Lake Agassiz wants to reclaim its place in the world.
One of the few lessons I remember from grade-school geography was the existence of an ancient glacial lake that covered a huge area of central Canada and down into the US. I suppose that, as a kid, this seemed very cool due to the fact that Winnipeg, where I lived at the time, would have been smack in the middle of it. Its southern-most beach, or marshland delta, more like, would have been near present-day Fargo North Dakota. To The west, it covered most of eastern Saskatchewan, and to the east extended far into Ontario.This ancient shoreline is the source for the huge deposits of potash, left by the receding lake, that fuel much of Saskatchewan's economy. Much earlier iterations of the same geological features are responsible for the deeper deposits of shale oil comprising the Bakken formation.
More to the point here is the fact that the south-western portion of the lake pretty much defines the area that is currently being submerged by the rising waters of the Assiniboine River. This is the one currently causing such problems in southern Manitoba and, to a lesser extent, southern Saskatchewan. The once-in-three hundred year flood plain is threatening to become an annual event and, if the inflow exceeds the outflow for too long, something that looks a little like old Agassiz will be the result.

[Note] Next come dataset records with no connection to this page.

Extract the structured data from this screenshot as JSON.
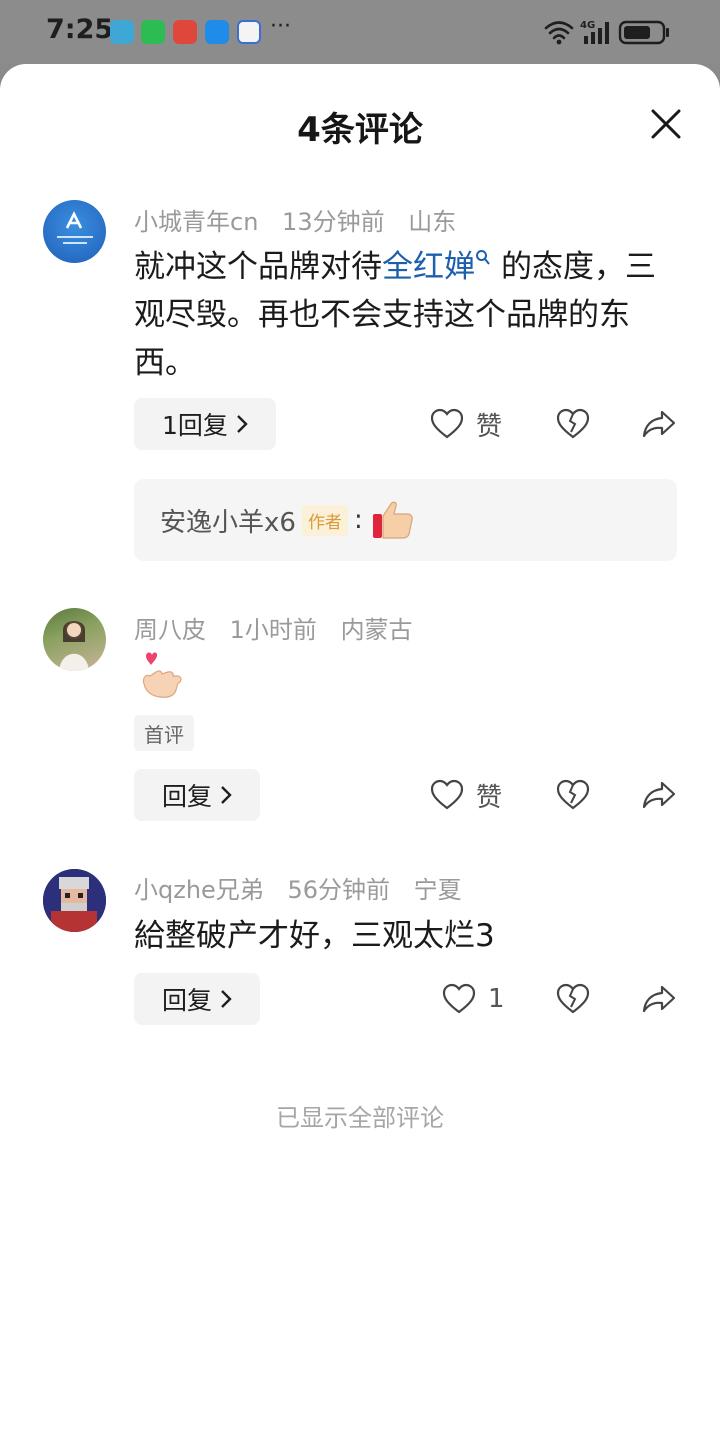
{
  "status_bar": {
    "time": "7:25",
    "more": "···",
    "signal_label": "4G"
  },
  "header": {
    "title": "4条评论"
  },
  "comments": [
    {
      "username": "小城青年cn",
      "time": "13分钟前",
      "location": "山东",
      "text_before": "就冲这个品牌对待",
      "link": "全红婵",
      "text_after": "的态度，三观尽毁。再也不会支持这个品牌的东西。",
      "reply_label": "1回复",
      "like_label": "赞",
      "sub_reply": {
        "username": "安逸小羊x6",
        "badge": "作者",
        "colon": ":"
      }
    },
    {
      "username": "周八皮",
      "time": "1小时前",
      "location": "内蒙古",
      "tag": "首评",
      "reply_label": "回复",
      "like_label": "赞"
    },
    {
      "username": "小qzhe兄弟",
      "time": "56分钟前",
      "location": "宁夏",
      "text": "給整破产才好，三观太烂3",
      "reply_label": "回复",
      "like_label": "1"
    }
  ],
  "footer": "已显示全部评论"
}
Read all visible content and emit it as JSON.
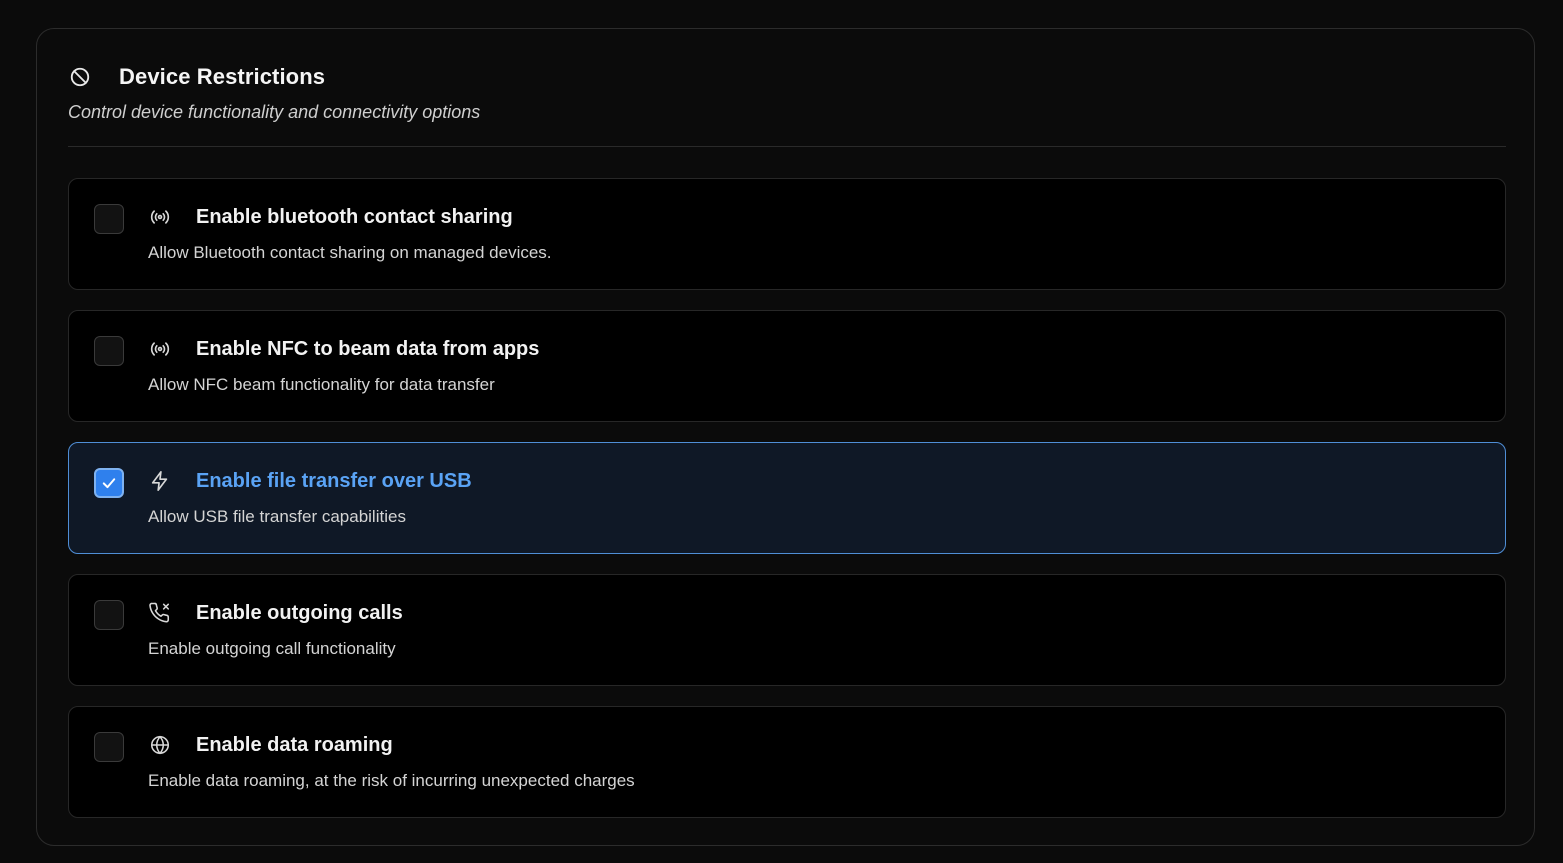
{
  "panel": {
    "title": "Device Restrictions",
    "subtitle": "Control device functionality and connectivity options",
    "icon": "ban-icon"
  },
  "options": [
    {
      "title": "Enable bluetooth contact sharing",
      "description": "Allow Bluetooth contact sharing on managed devices.",
      "icon": "radio-waves-icon",
      "checked": false
    },
    {
      "title": "Enable NFC to beam data from apps",
      "description": "Allow NFC beam functionality for data transfer",
      "icon": "radio-waves-icon",
      "checked": false
    },
    {
      "title": "Enable file transfer over USB",
      "description": "Allow USB file transfer capabilities",
      "icon": "lightning-icon",
      "checked": true
    },
    {
      "title": "Enable outgoing calls",
      "description": "Enable outgoing call functionality",
      "icon": "phone-missed-icon",
      "checked": false
    },
    {
      "title": "Enable data roaming",
      "description": "Enable data roaming, at the risk of incurring unexpected charges",
      "icon": "globe-icon",
      "checked": false
    }
  ],
  "colors": {
    "accent": "#2f80ed",
    "accent_text": "#5aa3f5",
    "background": "#0b0b0b"
  }
}
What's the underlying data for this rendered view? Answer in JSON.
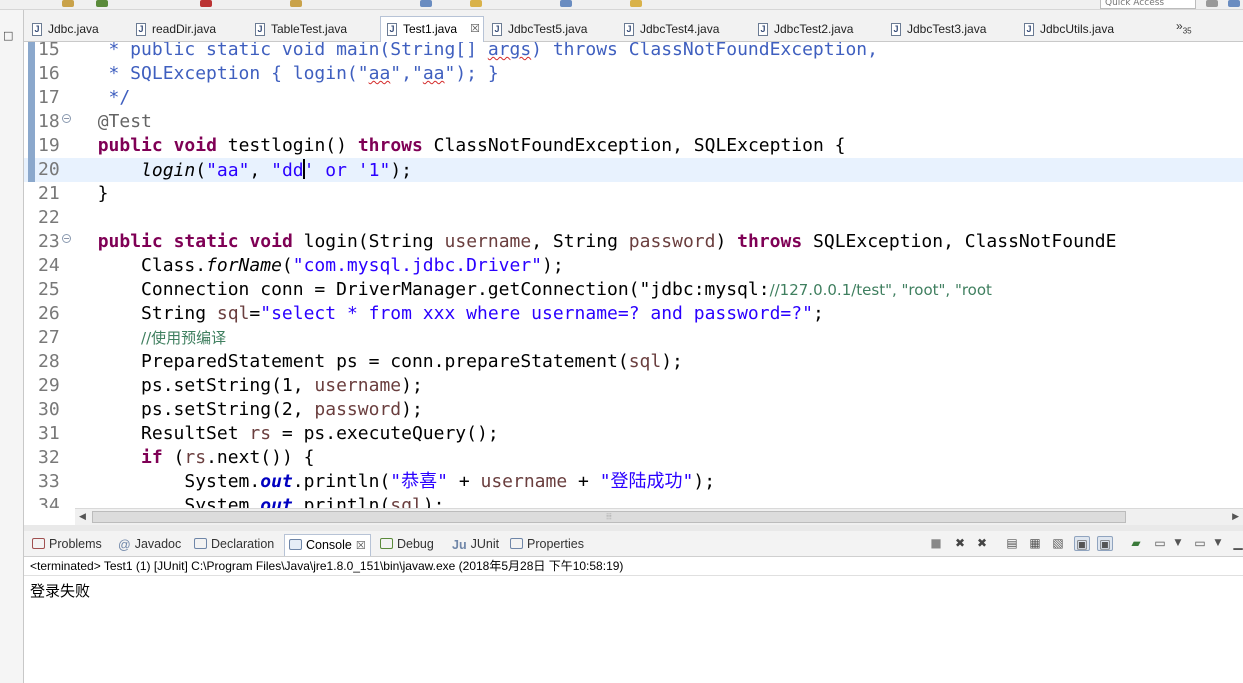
{
  "window": {
    "quick_access_placeholder": "Quick Access"
  },
  "editor_tabs": [
    {
      "label": "Jdbc.java",
      "active": false
    },
    {
      "label": "readDir.java",
      "active": false
    },
    {
      "label": "TableTest.java",
      "active": false
    },
    {
      "label": "Test1.java",
      "active": true
    },
    {
      "label": "JdbcTest5.java",
      "active": false
    },
    {
      "label": "JdbcTest4.java",
      "active": false
    },
    {
      "label": "JdbcTest2.java",
      "active": false
    },
    {
      "label": "JdbcTest3.java",
      "active": false
    },
    {
      "label": "JdbcUtils.java",
      "active": false
    }
  ],
  "tab_overflow": {
    "symbol": "»",
    "count": "35"
  },
  "code_lines": [
    {
      "num": "15",
      "text": "   * public static void main(String[] args) throws ClassNotFoundException,"
    },
    {
      "num": "16",
      "text": "   * SQLException { login(\"aa\",\"aa\"); }"
    },
    {
      "num": "17",
      "text": "   */"
    },
    {
      "num": "18",
      "text": "  @Test"
    },
    {
      "num": "19",
      "text": "  public void testlogin() throws ClassNotFoundException, SQLException {"
    },
    {
      "num": "20",
      "text": "      login(\"aa\", \"dd' or '1\");"
    },
    {
      "num": "21",
      "text": "  }"
    },
    {
      "num": "22",
      "text": ""
    },
    {
      "num": "23",
      "text": "  public static void login(String username, String password) throws SQLException, ClassNotFoundE"
    },
    {
      "num": "24",
      "text": "      Class.forName(\"com.mysql.jdbc.Driver\");"
    },
    {
      "num": "25",
      "text": "      Connection conn = DriverManager.getConnection(\"jdbc:mysql://127.0.0.1/test\", \"root\", \"root"
    },
    {
      "num": "26",
      "text": "      String sql=\"select * from xxx where username=? and password=?\";"
    },
    {
      "num": "27",
      "text": "      //使用预编译"
    },
    {
      "num": "28",
      "text": "      PreparedStatement ps = conn.prepareStatement(sql);"
    },
    {
      "num": "29",
      "text": "      ps.setString(1, username);"
    },
    {
      "num": "30",
      "text": "      ps.setString(2, password);"
    },
    {
      "num": "31",
      "text": "      ResultSet rs = ps.executeQuery();"
    },
    {
      "num": "32",
      "text": "      if (rs.next()) {"
    },
    {
      "num": "33",
      "text": "          System.out.println(\"恭喜\" + username + \"登陆成功\");"
    },
    {
      "num": "34",
      "text": "          System.out.println(sql);"
    }
  ],
  "view_tabs": [
    {
      "label": "Problems",
      "active": false
    },
    {
      "label": "Javadoc",
      "active": false
    },
    {
      "label": "Declaration",
      "active": false
    },
    {
      "label": "Console",
      "active": true
    },
    {
      "label": "Debug",
      "active": false
    },
    {
      "label": "JUnit",
      "active": false
    },
    {
      "label": "Properties",
      "active": false
    }
  ],
  "console": {
    "status": "<terminated> Test1 (1) [JUnit] C:\\Program Files\\Java\\jre1.8.0_151\\bin\\javaw.exe (2018年5月28日 下午10:58:19)",
    "output": [
      "登录失败"
    ]
  },
  "colors": {
    "keyword": "#7f0055",
    "string": "#2a00ff",
    "comment": "#3f7f5f",
    "javadoc": "#3f5fbf",
    "current_line": "#e8f2fe",
    "line_number": "#787878"
  }
}
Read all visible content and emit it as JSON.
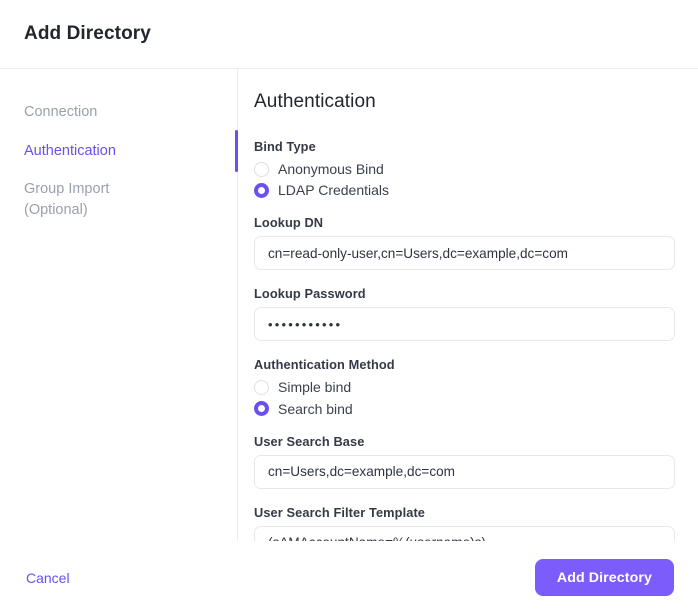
{
  "header": {
    "title": "Add Directory"
  },
  "sidebar": {
    "items": [
      {
        "label": "Connection",
        "active": false
      },
      {
        "label": "Authentication",
        "active": true
      },
      {
        "label": "Group Import\n(Optional)",
        "active": false
      }
    ]
  },
  "content": {
    "section_title": "Authentication",
    "bind_type": {
      "label": "Bind Type",
      "options": [
        {
          "label": "Anonymous Bind",
          "selected": false
        },
        {
          "label": "LDAP Credentials",
          "selected": true
        }
      ]
    },
    "lookup_dn": {
      "label": "Lookup DN",
      "value": "cn=read-only-user,cn=Users,dc=example,dc=com",
      "placeholder": ""
    },
    "lookup_password": {
      "label": "Lookup Password",
      "value": "•••••••••••",
      "placeholder": ""
    },
    "authentication_method": {
      "label": "Authentication Method",
      "options": [
        {
          "label": "Simple bind",
          "selected": false
        },
        {
          "label": "Search bind",
          "selected": true
        }
      ]
    },
    "user_search_base": {
      "label": "User Search Base",
      "value": "cn=Users,dc=example,dc=com",
      "placeholder": ""
    },
    "user_search_filter_template": {
      "label": "User Search Filter Template",
      "value": "(sAMAccountName=%(username)s)",
      "placeholder": ""
    }
  },
  "footer": {
    "cancel_label": "Cancel",
    "submit_label": "Add Directory"
  },
  "colors": {
    "accent": "#6c4ff0",
    "primary_button": "#7c5cfa",
    "muted_text": "#9aa0ab",
    "border": "#e6e8ec"
  }
}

Doesn't speak well of the real estate values in Winnipeg, but properties on the shore of an inland lake in the Prince Albert area could be a good investment.